By Senior Consultant, Michael Olenick
The automation and software breakthroughs shaping the next generation of distribution centers enable extraordinary improvements in throughput and efficiency. Executive leadership teams at the helm of these buildings face new and unique management challenges and opportunities:
- Can they foster a healthy and productive employee population that interacts heavily with robotics and computers and receives constant performance feedback?
- Will their frontline managers and engineers be agile and resilient enough to respond to constant but necessary software enhancements or unexpected outages?
- Do they have the appetite and focus to drive success toward their bottom line goals while forging ahead where few have gone before?
Building a Productive Workplace
In our previous post—The Role of Labor in the Future DC—we talked talked about the transformative opportunities of live-performance management through integrated devices associates use to complete their jobs. Thanks to mobile phones, interactions that would have been alienating 15 years ago, now feel normal, even expected. But that doesn’t mean there aren’t risks to attend to. Associates will often approach measurement of their performance with some suspicion, at least initially. The omni-presence of live-performance raises the bar and associates will rightfully expect accurate scores that fairly reflect their level of effort. The onus is on leadership to ensure that associates understand how the scores are built and that they believe they can achieve the expected goal performance level.
It’s also possible that associates might believe that they are being monitored by the computer software which can feel impersonal and potentially demotivating. Teams overcome this risk through thoughtful communication about the scores within positive coaching environments between supervisors and their team members. If the risks are intentionally addressed and mitigated, real-time performance data can dramatically improve supervisor visibility and your associate productivity.
Our team recently partnered with a leading e-commerce retail client to build highly dynamic multi-variable engineered labor standards which consistently provide performance scores with less than 1% weekly variation. Scores with this level of accuracy build critical trust with associates that the scores they are seeing are true.
Associates also need to believe that the goal performance is obtainable. Great engineered labor standards (ELS) allow for quality measurement, but a building director primarily needs good performance. This requires capable and confident leaders to effectively use the ELS in a positive and productive environment. Invest in your front line supervisors by providing training both in the classroom and on the floor as this combination of technical and soft skills training are essential to drive a positive and high performing culture.
An Agile, Intelligent Workplace
Automation and software make new frontiers achievable but to do this they must work well and work consistently. Like anything with a lot of moving parts (such as lines of code) you need to prepare for breakdowns and maintenance work. One recent client staffed their flagship automated distribution center with three full-time on-site industrial engineers and utilized engineers in two other key operational leadership positions. This technical horsepower was critical to ensuring that all the MHE details aligned with the WMS software logic and that the ELS were applicable with both the MHE and the WMS. While that staffing approach might sound excessive, the five engineers and their operational teams partnered with LogistiPoint to transform their operation and drive a 29% year-over-year productivity improvement. When you invest in high quality equipment and software, be sure to also invest in an executive and advisory team that will get you the most out of it.

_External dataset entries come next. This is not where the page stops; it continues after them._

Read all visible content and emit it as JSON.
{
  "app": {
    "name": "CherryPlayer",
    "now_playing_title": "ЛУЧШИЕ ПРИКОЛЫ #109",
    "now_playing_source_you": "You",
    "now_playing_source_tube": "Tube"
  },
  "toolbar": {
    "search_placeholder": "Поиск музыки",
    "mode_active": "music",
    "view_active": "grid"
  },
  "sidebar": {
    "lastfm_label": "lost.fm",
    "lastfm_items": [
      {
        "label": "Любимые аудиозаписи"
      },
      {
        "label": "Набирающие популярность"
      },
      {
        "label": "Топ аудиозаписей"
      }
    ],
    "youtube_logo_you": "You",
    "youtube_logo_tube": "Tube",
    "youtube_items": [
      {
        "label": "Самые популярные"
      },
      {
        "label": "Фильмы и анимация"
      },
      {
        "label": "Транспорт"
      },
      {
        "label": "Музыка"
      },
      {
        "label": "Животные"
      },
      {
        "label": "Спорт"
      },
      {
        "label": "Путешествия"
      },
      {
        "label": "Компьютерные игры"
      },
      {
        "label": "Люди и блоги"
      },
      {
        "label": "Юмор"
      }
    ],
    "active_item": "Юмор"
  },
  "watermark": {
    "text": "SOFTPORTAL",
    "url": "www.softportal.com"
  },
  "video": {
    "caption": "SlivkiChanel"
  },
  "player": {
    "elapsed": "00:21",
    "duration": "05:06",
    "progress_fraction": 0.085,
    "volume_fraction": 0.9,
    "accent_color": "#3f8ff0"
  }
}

Experimentation and Failure
Embracing significant and continuous change is not for everyone. Leaders on this new frontier must be comfortable with experimentation and failure; they know that they are the ones writing the rule book and don’t often have templates to follow. For example, our team embraced experimentation by supporting the development of a boundary pushing concept called automated wait-for-work. A key input in labor management programs relies on the quality of data that accounts for an associate’s on-standard time (time spent doing productive work) and indirect time (time spent doing non-value-added work). This distinction typically requires associates to manually track when to switch between these categories. This can be tedious and often creates opportunity for data integrity loss. Being able to automate this improves the quality of the data and saves the associate time. It’s a win-win.
We learned something additionally remarkable when we implemented this concept in one specific activity. Usually if you track indirect time more accurately, you end up lowering your on-standard time. When automatic wait-for-work turned on in the Decant department, the expected improvement in indirect time tracking was observed. However, the department also improved in their on-standard time. How was this possible? Associates learned to expect the system to notify them when there was no work available. Then, they observed that sometimes when they had no work available, the system failed to notify them and they were not placed into indirect time tracking. Associates shared this finding with their leaders who discovered and then resolved a software bug resulting in work returning to that station and in a material improvement in their productivity.
This instance of continuous improvement, coupled with refined data quality and a reduced burden of time tracking, shows the powerful potential of an aligned leadership team listening to and supporting their associates who are engaging with cutting edge automated systems.
In order to stay ahead of the curve and leverage your operations as a competitive advantage, it’s imperative to strategically integrate labor and automation at each level of your organization. While industry leaders aggressively innovate, and labor continues to get more competitive, can you afford not to modernize your operation?
If you are looking for a partner to help you take the next step into automation, or if you have recently invested but are not sure you have optimized your operation, consider reaching out to us. The time and effort you put into getting your automation, labor and leadership working together at their peak will pay you dividends in the coming years.